"David's basically a listener rather than a talker," Bob explained, "which makes him unpopular with certain members of the press. Not to mention offbeat."
I asked about his "offbeatness," and requested some samples.
"I can't tell you because I'm not keeping a diary about my Hollywood experiences," said David. "I enjoy living them, rather than writing about them. Although I must say I have been wanting, for a long time, to write a book about the odd way some people die-like the man who got sucked into a fan jet and came out like hamburger, and the man who watched his parents drown and couldn't do anything to help them, and the TV star who got his head chopped off by a prop guillotine that turned out to be a real guillotine.
"Offbeat? Maybe I am. Maybe my Scottish kinfolk would think so. Here at the studio, I go to my dressing room after work, open the door with my dressing room key, dial 9 for an outside number, ring Jill to tell her what time I'll be home, and then go home.
"Then, when I get home, I try to open my front door with my dressing room key. Whereupon Jill comes and lets me in. Whereupon I go in and dial 9 for an outside number. Is that sample offbeat enough for you?"
I said: "It will help."
"My wife," said The Offbeat One, changing the subject, "is painting some portraits for an exhibition at the Mariposa Gallery in Malibu. Nobody paints quite like Jill. You must all come and see her show."
We told him we would.
"Some day," he said, "I am going to take her to one of my favorite cities-Fort Wayne, Indiana. It is not far from Goshen Indiana, which in turn is not far from Millersburg, Indiana. I visited Millersburg on one of my personal appearance tours to plug the series, when it first started, when our ratings were lousy.
"All American cities-and the Grand Canyon-fascinate me. New York, New Orleans, San Francisco, Chicago, Washington, D.C., and that very friendly city, La Grange, Ill. My God, what a big country.
"But especially the small towns and especially Millersburg, where Jill I'm sure would get plenty of inspiration for her portrait painting. I have seen 25 American cities since last February, flying over 125,000 miles to plug the show, and strictly on weekends, but none like Millersburg. Those Mennonites are fabulous people. Jill will love painting them, if they will permit her.
"Besides, it's small. I usually don't take Jill to places where the mobs who gang up on Robert and myself will hurt her, although I did take her to Chicago-because she wanted to see 'the city that burned down' with Tyrone Power and Don Ameche and Alice Faye and Alice Brady in it-and New Orleans, because it's so colorful.

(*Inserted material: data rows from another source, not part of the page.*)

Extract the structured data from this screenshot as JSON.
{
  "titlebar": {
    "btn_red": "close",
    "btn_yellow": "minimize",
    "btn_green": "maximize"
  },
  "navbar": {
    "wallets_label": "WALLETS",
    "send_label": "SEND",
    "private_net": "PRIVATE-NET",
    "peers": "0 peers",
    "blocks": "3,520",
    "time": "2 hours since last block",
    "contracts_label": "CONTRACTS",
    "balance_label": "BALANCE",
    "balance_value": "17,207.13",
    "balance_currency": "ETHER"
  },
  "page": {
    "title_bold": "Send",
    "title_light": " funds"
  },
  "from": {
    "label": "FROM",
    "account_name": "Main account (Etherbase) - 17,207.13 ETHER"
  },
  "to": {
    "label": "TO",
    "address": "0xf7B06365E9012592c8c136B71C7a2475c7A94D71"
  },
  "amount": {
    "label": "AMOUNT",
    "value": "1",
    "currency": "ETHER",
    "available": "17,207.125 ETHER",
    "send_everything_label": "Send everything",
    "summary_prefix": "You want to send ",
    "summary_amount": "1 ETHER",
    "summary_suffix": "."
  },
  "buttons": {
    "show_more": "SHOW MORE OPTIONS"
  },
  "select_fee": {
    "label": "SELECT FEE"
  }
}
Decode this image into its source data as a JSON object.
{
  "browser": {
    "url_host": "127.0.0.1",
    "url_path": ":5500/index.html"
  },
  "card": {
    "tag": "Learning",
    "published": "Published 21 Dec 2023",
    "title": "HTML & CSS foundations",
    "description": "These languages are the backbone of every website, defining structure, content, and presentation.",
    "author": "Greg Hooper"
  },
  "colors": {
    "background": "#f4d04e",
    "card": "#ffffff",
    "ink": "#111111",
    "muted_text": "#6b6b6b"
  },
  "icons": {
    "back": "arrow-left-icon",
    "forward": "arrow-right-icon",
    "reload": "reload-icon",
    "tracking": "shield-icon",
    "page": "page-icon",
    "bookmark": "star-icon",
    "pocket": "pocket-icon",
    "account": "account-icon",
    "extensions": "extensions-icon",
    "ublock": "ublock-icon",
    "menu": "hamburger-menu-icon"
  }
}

"Oh, that Chicago. We stayed at the Ambassador East. We had been struggling along in England, on $35.00 a week. But now we had a luxurious suite, courtesy MGM TV-and Room Service and ordering anything you want to eat! And all free."
"I suppose," I said, "it has all become routine to you now, now that you're rich."
"In a way, yes," said David. "But I have a new gimmick that makes it seem less routine. Now I ask that none of the City Fathers come to meet us at the airport, as of yore. Not that I'm stuckup. Strictly because I want to case the city first-you know, get around and size it up.
Anyway, I love to walk-just to look in the shop windows and watch the people. I remember my first visit to San Francisco when I walked seven miles, up hill and down hill, the same day, to Fisherman's Wharf and back to the Mark Hopkins Hotel on top of Nob Hill.
"It's better this way," he went on. "Because now, when I finally do meet the City Fathers, I can discuss their city intelligently.
"Also, if Jill hasn't been there, I imagine I can come back and describe it to her. But not too much of it, because there'll be things she'll want to be surprised by. Things I didn't put on the postcards I send from each of the cities, to Jill and to each of my sons.
Come and get your bundle, girls-over Jill's dead body!